When Dr. Sandy Hirsh, Director, School of Information, received an invitation to be a visiting scholar at Rikkyo University in Tokyo, Japan, she was thrilled. “It was an honor to be invited by Rikkyo University to work with Professor Yuriko Nakamura and her colleagues.” Dr. Hirsh first met Professor Nakamura when she attended the International Federation of Library Associations and Institutions (IFLA) conference, August 2016. “Dr. Nakamura approached me to apply for their university’s Visiting Scholar program because she thought that people in Japan would be interested in my expertise in e-learning as well as my career path that involved working in the Silicon Valley in R&D and consumer product development and then in academic leadership as the Director of the School of Information,” says Dr. Hirsh.
During Dr. Hirsh’s two-week visit in October 2017, she delivered two large public lectures, “The Global Transformation of Libraries, Library and Informational Science Education, and Library and Informational Science Professionals.” In these presentations, she addressed some of the disruptive and emerging technology trends in the information field, and what these mean for libraries, librarians, and library and information science education. In addition to these formal lectures, she also led two classroom discussions with library and information science students. These discussions focused on career development, time management, balancing career and family life, and career paths. “The students asked great questions! We discussed some of the professional and cultural differences in Japan and the United States,” says Dr. Hirsh. She also visited libraries in Tokyo and met with university officials and researchers.
“I tried to prepare myself for this trip,” says Dr. Hirsh. “The month before I left, my Japanese neighbor tutored me in some common Japanese words and phrases and prepared a script for me to say at the beginning of my large formal talks and at the end of my talks. While I didn’t have good pronunciation, my audiences were very appreciative of my effort to do a formal introduction and conclusion in Japanese. My neighbor also helped me prepare my business cards in Japanese and this was well received too.”
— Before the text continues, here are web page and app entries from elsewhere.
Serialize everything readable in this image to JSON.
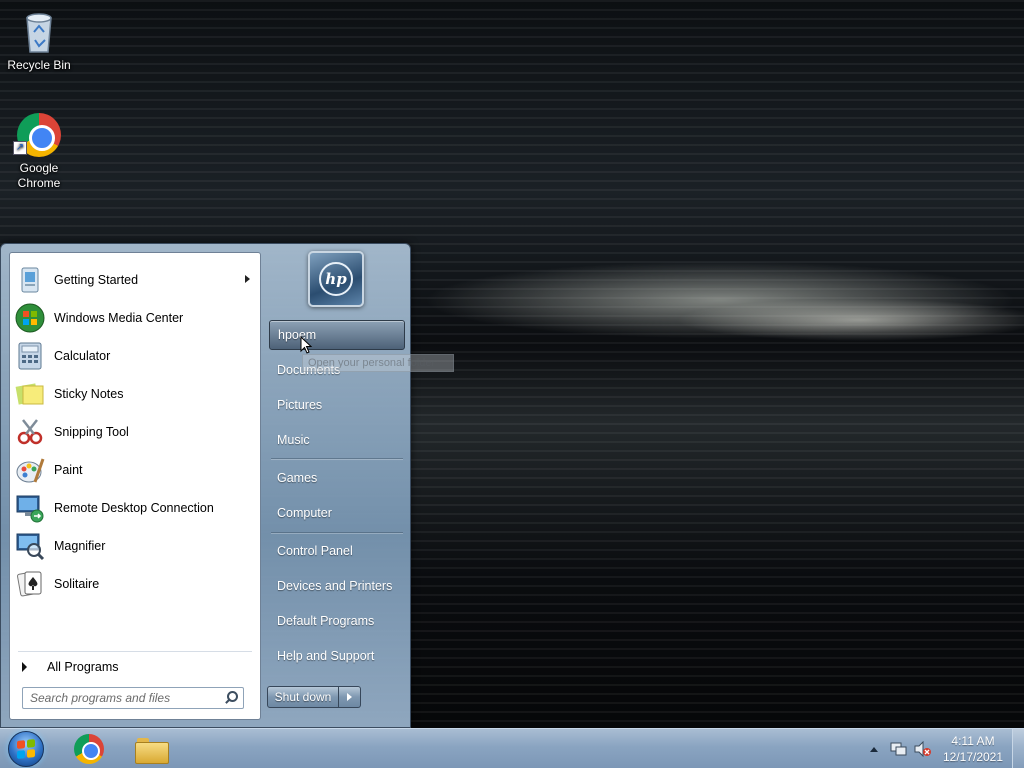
{
  "desktop": {
    "icons": [
      {
        "label": "Recycle Bin",
        "icon": "recycle-bin-icon"
      },
      {
        "label": "Google\nChrome",
        "line1": "Google",
        "line2": "Chrome",
        "icon": "chrome-icon"
      }
    ]
  },
  "start_menu": {
    "programs": [
      {
        "label": "Getting Started",
        "icon": "getting-started-icon",
        "has_submenu": true
      },
      {
        "label": "Windows Media Center",
        "icon": "media-center-icon"
      },
      {
        "label": "Calculator",
        "icon": "calculator-icon"
      },
      {
        "label": "Sticky Notes",
        "icon": "sticky-notes-icon"
      },
      {
        "label": "Snipping Tool",
        "icon": "snipping-tool-icon"
      },
      {
        "label": "Paint",
        "icon": "paint-icon"
      },
      {
        "label": "Remote Desktop Connection",
        "icon": "remote-desktop-icon"
      },
      {
        "label": "Magnifier",
        "icon": "magnifier-icon"
      },
      {
        "label": "Solitaire",
        "icon": "solitaire-icon"
      }
    ],
    "all_programs": "All Programs",
    "search_placeholder": "Search programs and files",
    "user_picture_text": "hp",
    "right_items": [
      {
        "label": "hpoem",
        "hovered": true
      },
      {
        "label": "Documents"
      },
      {
        "label": "Pictures"
      },
      {
        "label": "Music"
      },
      {
        "label": "Games"
      },
      {
        "label": "Computer"
      },
      {
        "label": "Control Panel"
      },
      {
        "label": "Devices and Printers"
      },
      {
        "label": "Default Programs"
      },
      {
        "label": "Help and Support"
      }
    ],
    "tooltip": "Open your personal folder",
    "shutdown_label": "Shut down"
  },
  "taskbar": {
    "pinned": [
      {
        "name": "Google Chrome",
        "icon": "chrome-icon"
      },
      {
        "name": "Windows Explorer",
        "icon": "folder-icon"
      }
    ],
    "clock": {
      "time": "4:11 AM",
      "date": "12/17/2021"
    }
  },
  "colors": {
    "taskbar": "#8aa4c1",
    "start_menu_right_pane": "#7896b2",
    "hover_item": "#4a607a"
  }
}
In addition to her commitments at the university, Dr. Hirsh also explored different parts of Japan, including Kanazawa, Kamakura, Kurashiki, Hiroshima, and Nara. When asked what some of her most memorable experiences were, Dr. Hirsh said: “I enjoyed experiencing a traditional Japanese tea ceremony, trying on a kimono, visiting many shrines, biking through the rice fields, tasting different types of Japanese cuisine, and riding the bullet trains.”